But, we are not really half way through the hurricane season. It starts on June 1 and ends on November 30th, though as was the case with Alex, individual storms sometimes fail to get the memo. But, more importantly, the peak of the season tends to be around September 10th, and the distribution of Atlantic hurricanes over they year tends to be a bit skewed, with the latter half of the season being more active.
During the period 1851 to 2015 there were 1619 Atlantic tropical storms or hurricanes recorded. 609 of them happened prior to the end of August. The remaining 1010 happened in September, or later, with September and October having most of them.

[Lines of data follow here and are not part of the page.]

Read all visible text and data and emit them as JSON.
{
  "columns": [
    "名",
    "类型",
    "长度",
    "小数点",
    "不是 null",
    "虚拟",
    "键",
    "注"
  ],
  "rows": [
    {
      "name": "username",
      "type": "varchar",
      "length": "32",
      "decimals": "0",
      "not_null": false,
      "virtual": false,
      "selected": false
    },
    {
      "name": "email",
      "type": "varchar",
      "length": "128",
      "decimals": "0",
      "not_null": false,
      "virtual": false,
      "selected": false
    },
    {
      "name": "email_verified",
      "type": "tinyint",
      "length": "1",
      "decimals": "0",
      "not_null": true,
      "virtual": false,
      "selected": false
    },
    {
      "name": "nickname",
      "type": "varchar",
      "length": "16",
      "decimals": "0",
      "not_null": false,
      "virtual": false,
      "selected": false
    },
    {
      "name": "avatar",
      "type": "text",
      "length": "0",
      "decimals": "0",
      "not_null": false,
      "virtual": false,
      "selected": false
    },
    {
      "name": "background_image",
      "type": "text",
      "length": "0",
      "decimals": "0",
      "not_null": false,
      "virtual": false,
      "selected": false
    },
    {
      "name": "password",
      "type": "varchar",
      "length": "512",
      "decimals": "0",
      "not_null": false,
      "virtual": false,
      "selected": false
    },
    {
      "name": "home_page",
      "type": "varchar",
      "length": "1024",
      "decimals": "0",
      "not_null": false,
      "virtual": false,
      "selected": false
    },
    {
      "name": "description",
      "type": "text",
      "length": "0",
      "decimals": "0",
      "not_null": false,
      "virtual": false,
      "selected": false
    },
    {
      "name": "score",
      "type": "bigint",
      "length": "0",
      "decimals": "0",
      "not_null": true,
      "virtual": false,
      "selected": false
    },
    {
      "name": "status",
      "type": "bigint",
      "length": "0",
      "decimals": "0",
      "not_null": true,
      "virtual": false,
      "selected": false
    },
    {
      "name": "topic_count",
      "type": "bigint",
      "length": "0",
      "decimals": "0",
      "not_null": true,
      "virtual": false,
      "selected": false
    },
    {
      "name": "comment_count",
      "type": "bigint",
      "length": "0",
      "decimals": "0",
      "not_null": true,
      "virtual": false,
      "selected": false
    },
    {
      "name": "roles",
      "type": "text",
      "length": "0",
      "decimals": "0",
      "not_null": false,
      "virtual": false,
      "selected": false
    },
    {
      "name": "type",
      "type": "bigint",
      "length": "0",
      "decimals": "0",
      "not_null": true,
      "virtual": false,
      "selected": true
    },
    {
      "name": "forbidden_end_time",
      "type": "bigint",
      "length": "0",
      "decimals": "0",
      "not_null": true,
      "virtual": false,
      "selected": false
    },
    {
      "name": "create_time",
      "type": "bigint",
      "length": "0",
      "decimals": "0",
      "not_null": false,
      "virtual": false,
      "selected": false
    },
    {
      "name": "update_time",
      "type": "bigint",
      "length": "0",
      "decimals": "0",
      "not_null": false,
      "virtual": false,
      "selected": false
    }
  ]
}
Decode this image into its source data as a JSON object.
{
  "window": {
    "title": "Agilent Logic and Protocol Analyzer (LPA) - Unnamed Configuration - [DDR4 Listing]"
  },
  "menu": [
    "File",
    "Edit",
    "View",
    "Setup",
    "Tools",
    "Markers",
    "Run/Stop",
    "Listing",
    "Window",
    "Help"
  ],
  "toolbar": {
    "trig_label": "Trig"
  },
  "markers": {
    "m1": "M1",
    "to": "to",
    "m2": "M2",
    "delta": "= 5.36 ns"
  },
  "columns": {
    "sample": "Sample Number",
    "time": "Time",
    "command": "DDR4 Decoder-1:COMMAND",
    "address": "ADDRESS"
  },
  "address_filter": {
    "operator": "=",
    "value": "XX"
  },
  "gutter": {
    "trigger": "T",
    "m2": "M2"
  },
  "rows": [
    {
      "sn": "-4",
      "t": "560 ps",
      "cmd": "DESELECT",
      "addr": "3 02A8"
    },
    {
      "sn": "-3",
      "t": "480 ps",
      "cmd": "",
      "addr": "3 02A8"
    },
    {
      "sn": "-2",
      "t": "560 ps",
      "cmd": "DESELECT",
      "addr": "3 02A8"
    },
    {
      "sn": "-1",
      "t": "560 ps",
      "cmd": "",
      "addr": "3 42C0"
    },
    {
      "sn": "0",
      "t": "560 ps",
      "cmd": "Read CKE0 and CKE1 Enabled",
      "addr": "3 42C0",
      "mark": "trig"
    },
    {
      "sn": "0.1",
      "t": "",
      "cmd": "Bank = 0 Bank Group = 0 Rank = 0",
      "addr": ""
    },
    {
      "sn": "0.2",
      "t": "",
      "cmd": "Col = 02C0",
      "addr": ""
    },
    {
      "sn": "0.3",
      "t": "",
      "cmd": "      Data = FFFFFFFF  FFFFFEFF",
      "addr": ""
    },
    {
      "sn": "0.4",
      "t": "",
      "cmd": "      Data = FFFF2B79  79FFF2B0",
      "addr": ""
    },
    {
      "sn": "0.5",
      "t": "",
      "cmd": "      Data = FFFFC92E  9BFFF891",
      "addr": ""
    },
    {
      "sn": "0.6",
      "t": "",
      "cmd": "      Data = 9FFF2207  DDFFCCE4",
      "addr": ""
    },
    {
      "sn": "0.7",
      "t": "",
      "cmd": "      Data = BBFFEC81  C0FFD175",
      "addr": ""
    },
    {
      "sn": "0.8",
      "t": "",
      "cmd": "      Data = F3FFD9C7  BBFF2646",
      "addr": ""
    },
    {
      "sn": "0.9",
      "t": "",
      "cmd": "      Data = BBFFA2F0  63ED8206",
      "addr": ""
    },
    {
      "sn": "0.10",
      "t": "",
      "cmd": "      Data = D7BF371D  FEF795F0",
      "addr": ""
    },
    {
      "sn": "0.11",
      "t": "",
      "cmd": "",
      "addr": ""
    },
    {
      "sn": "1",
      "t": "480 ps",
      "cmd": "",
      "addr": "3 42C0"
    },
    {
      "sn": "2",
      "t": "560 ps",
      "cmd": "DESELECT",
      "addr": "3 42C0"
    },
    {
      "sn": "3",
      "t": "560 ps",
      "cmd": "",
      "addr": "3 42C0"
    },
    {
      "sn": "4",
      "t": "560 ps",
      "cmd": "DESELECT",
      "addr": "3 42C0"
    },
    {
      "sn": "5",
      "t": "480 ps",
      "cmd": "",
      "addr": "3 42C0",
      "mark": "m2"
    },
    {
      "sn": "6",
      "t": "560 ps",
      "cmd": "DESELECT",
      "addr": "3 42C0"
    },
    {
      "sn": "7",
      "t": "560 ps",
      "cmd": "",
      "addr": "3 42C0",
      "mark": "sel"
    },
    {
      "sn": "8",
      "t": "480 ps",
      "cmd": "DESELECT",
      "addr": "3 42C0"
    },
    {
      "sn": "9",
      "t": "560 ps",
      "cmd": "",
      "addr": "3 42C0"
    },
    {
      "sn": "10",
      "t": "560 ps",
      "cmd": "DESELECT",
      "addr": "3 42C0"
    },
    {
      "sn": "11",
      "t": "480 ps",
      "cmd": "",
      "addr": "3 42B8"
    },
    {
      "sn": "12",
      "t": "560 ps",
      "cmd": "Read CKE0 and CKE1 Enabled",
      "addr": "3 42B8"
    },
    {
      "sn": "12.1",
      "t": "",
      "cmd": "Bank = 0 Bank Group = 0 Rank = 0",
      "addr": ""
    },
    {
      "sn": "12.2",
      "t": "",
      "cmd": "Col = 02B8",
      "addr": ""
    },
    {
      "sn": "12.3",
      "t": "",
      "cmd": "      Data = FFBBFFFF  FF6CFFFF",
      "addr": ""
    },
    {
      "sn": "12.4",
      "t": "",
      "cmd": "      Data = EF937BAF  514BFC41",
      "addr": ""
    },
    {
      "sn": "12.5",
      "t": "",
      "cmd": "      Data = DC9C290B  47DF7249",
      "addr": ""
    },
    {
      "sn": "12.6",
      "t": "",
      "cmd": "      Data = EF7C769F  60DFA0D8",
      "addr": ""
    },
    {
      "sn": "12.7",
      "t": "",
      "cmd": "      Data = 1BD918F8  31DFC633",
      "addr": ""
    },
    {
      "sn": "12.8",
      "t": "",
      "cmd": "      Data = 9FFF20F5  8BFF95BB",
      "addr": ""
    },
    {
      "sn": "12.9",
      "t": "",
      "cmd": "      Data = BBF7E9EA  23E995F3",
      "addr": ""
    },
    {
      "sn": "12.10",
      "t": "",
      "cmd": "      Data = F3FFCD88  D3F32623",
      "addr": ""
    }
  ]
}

So, roughly speaking, if we are half way to the predicted 14 named storms now and still in late august, one could guess that we’ll slightly exceed average expectations, but likely fall within the range of those expectations. We’d have to have over 20 or so named storms to raise the eyebrows of most of the predictors.
I get the impression that the percentage of named Atlantic storms that made landfall this year has been on the high side, though there has been no catastrophic landfall to date.
Katrina made landfall in about four days from now (in 2005). Among the deadliest, Sandy (which was a Hurricane that ate another storm and became too big and powerful to maintain its status as a hurricane by landfall, thus dubbed a “super storm” and enigmatically left off most hurricane lists) was later in the year, as were Stan, Jeanne, Mitch, Gordon, Fifi-Oriene, Flora, Jeremie, several other storms. Of recent deadly storms, Katrina was relatively early, and only 1979’s David came close (formed August 25th, fizzled out on September 8th).
So, speaking just of the more powerful storms, that is generally a phenomenon of September or October and now and then November.
Gaston is the currently active named storm. It is likely to form into a hurricane over the weekend, veer right before coming too close to Bermuda, and remain pretty far out in the Atlantic. There are no clear predictions of what it will do by mid week, but it is likely to weaken a bit on Wednesday. Gaston will be in hurricane-hostile territory at that time, so may be it will just go away.
Hermine is the name that would be given to what is now a tropical disturbance, should it form a tropical storm. The changes that it will do so are not small. If Hermine forms up into a reasonable storm, the chances that it would miss already-water-logged Florida are very small. I expect Hermine to be a significant weather event for the southern US.